-- The records follows --

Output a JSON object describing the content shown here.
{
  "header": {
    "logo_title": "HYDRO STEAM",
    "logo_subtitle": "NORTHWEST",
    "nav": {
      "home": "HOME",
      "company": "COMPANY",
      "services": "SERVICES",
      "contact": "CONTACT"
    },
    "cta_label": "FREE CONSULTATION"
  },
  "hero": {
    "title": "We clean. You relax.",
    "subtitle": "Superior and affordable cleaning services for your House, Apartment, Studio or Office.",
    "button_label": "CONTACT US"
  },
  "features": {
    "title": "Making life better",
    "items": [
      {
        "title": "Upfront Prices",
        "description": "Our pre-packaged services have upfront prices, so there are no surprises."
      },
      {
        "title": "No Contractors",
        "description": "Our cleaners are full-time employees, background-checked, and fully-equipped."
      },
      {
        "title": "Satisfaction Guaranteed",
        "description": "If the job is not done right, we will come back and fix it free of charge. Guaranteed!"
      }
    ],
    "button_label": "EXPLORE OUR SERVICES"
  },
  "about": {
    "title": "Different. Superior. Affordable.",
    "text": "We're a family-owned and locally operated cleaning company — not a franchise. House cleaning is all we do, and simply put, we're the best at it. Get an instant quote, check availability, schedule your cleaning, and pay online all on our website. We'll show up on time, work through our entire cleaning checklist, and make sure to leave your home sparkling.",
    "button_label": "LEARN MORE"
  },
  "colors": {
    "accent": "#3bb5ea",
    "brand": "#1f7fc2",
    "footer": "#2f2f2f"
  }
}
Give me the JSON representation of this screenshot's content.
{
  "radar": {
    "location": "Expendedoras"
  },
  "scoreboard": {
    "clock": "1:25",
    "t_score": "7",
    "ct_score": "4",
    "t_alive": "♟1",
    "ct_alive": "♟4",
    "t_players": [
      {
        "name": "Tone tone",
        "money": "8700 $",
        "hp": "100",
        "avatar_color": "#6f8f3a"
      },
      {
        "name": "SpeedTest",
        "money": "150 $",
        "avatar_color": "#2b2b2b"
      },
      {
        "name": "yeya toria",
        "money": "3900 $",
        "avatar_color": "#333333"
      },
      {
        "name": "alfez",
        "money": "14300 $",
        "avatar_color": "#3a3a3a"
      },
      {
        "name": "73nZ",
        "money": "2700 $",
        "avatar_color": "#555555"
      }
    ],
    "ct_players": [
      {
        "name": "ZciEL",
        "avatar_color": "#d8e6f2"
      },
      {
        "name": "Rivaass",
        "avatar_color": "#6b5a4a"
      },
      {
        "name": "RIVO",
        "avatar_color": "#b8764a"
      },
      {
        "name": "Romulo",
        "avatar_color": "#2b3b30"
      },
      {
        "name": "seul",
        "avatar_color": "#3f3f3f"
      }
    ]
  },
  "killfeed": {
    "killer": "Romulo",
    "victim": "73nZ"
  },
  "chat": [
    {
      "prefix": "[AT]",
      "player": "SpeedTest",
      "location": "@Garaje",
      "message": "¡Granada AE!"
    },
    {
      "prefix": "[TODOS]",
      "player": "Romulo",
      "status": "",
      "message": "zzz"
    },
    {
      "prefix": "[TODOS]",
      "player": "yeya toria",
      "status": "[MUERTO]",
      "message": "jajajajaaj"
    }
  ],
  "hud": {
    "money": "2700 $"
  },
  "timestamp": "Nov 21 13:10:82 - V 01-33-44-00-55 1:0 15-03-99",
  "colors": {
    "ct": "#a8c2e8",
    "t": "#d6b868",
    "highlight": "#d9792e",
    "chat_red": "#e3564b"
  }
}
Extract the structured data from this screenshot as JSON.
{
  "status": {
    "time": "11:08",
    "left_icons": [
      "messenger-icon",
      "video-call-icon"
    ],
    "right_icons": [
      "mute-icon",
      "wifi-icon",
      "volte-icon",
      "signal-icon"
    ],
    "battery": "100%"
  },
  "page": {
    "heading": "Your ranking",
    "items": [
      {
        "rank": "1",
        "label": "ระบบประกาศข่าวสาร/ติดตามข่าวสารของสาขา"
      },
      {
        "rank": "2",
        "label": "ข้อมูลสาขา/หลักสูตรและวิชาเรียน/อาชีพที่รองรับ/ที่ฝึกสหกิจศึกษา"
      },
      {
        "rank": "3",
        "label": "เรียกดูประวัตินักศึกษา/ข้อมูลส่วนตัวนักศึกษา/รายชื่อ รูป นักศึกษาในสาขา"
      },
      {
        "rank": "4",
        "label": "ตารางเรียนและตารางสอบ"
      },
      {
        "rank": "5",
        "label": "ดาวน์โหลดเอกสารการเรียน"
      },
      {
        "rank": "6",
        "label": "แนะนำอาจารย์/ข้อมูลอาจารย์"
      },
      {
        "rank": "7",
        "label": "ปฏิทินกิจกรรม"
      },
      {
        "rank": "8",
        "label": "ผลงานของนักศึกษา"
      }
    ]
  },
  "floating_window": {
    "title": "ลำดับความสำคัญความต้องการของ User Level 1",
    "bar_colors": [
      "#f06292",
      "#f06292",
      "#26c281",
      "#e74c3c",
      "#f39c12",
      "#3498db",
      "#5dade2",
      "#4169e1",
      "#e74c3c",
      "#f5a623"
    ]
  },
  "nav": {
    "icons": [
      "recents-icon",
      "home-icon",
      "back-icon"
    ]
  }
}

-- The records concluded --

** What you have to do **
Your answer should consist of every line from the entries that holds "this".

** Response area **
Give me the JSON representation of this screenshot's content.
Extract the structured data from this screenshot as JSON.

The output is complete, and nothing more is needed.